= ASSIGNMENT =
Pull every line with the word "software" out of the entries below.
——
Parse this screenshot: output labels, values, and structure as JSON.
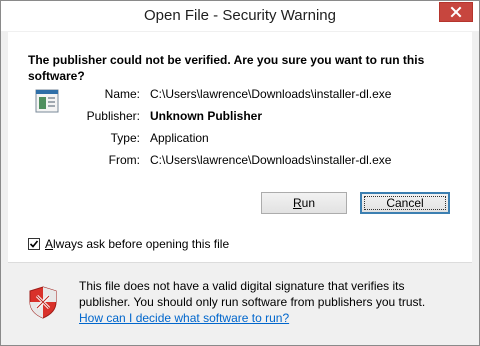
{
  "window": {
    "title": "Open File - Security Warning"
  },
  "headline": "The publisher could not be verified.  Are you sure you want to run this software?",
  "details": [
    {
      "label": "Name:",
      "value": "C:\\Users\\lawrence\\Downloads\\installer-dl.exe",
      "bold": false
    },
    {
      "label": "Publisher:",
      "value": "Unknown Publisher",
      "bold": true
    },
    {
      "label": "Type:",
      "value": "Application",
      "bold": false
    },
    {
      "label": "From:",
      "value": "C:\\Users\\lawrence\\Downloads\\installer-dl.exe",
      "bold": false
    }
  ],
  "buttons": {
    "run": {
      "underlined": "R",
      "rest": "un"
    },
    "cancel": "Cancel"
  },
  "checkbox": {
    "checked": true,
    "underlined": "A",
    "rest": "lways ask before opening this file"
  },
  "warning": {
    "line1": "This file does not have a valid digital signature that verifies its",
    "line2": "publisher.  You should only run software from publishers you trust.",
    "link": "How can I decide what software to run?"
  },
  "colors": {
    "close": "#c7463e",
    "link": "#0066cc",
    "shield": "#d9312a"
  },
  "icons": {
    "close": "close-icon",
    "file": "application-file-icon",
    "shield": "shield-error-icon",
    "check": "checkmark-icon"
  }
}
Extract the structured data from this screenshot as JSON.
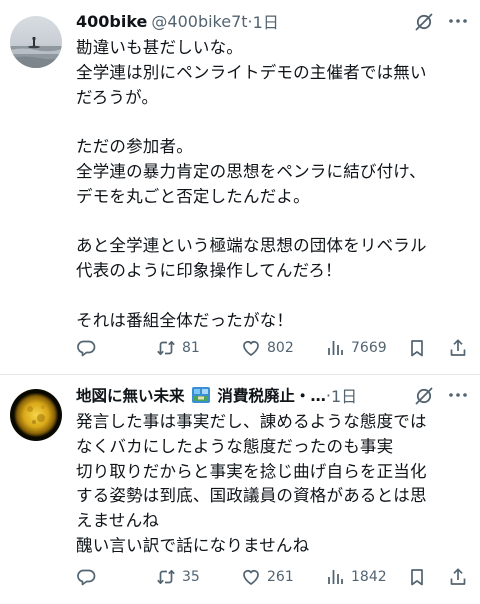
{
  "tweets": [
    {
      "display_name": "400bike",
      "handle": "@400bike7t",
      "separator": "·",
      "time": "1日",
      "text": "勘違いも甚だしいな。\n全学連は別にペンライトデモの主催者では無い\nだろうが。\n\nただの参加者。\n全学連の暴力肯定の思想をペンラに結び付け、\nデモを丸ごと否定したんだよ。\n\nあと全学連という極端な思想の団体をリベラル\n代表のように印象操作してんだろ！\n\nそれは番組全体だったがな！",
      "replies": "",
      "retweets": "81",
      "likes": "802",
      "views": "7669",
      "avatar_icon": "beach-surfer-avatar"
    },
    {
      "display_name": "地図に無い未来",
      "display_name_suffix": "消費税廃止・…",
      "handle": "",
      "separator": "·",
      "time": "1日",
      "text": "発言した事は事実だし、諌めるような態度では\nなくバカにしたような態度だったのも事実\n切り取りだからと事実を捻じ曲げ自らを正当化\nする姿勢は到底、国政議員の資格があるとは思\nえませんね\n醜い言い訳で話になりませんね",
      "replies": "",
      "retweets": "35",
      "likes": "261",
      "views": "1842",
      "avatar_icon": "golden-sun-avatar"
    }
  ],
  "icons": {
    "grok": "grok-icon",
    "more": "more-icon",
    "reply": "reply-icon",
    "retweet": "retweet-icon",
    "like": "like-icon",
    "views": "views-icon",
    "bookmark": "bookmark-icon",
    "share": "share-icon",
    "flag": "flag-emoji-icon"
  },
  "colors": {
    "text": "#0f1419",
    "secondary": "#536471",
    "divider": "#e6e9ec"
  }
}
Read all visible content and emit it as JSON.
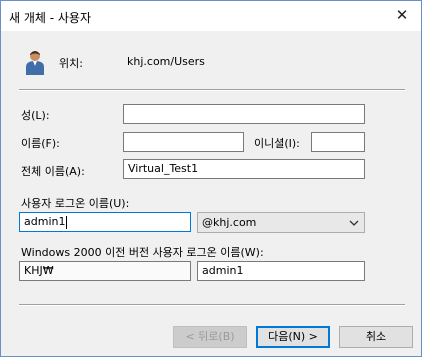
{
  "window": {
    "title": "새 개체 - 사용자",
    "close_icon": "close-icon"
  },
  "location": {
    "label": "위치:",
    "value": "khj.com/Users"
  },
  "fields": {
    "last_name": {
      "label": "성(L):",
      "value": ""
    },
    "first_name": {
      "label": "이름(F):",
      "value": ""
    },
    "initials": {
      "label": "이니셜(I):",
      "value": ""
    },
    "full_name": {
      "label": "전체 이름(A):",
      "value": "Virtual_Test1"
    },
    "logon_name": {
      "label": "사용자 로그온 이름(U):",
      "value": "admin1"
    },
    "domain": {
      "selected": "@khj.com"
    },
    "pre2000": {
      "label": "Windows 2000 이전 버전 사용자 로그온 이름(W):",
      "domain_value": "KHJ₩",
      "user_value": "admin1"
    }
  },
  "buttons": {
    "back": "< 뒤로(B)",
    "next": "다음(N) >",
    "cancel": "취소"
  },
  "colors": {
    "focus_border": "#0078d7",
    "dialog_bg": "#f0f0f0",
    "window_border": "#6a8fc7"
  }
}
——
= ANSWER FOR THE TASK =
  "headline": "The publisher could not be verified.  Are you sure you want to run this software?",
    "line2": "publisher.  You should only run software from publishers you trust.",
    "link": "How can I decide what software to run?"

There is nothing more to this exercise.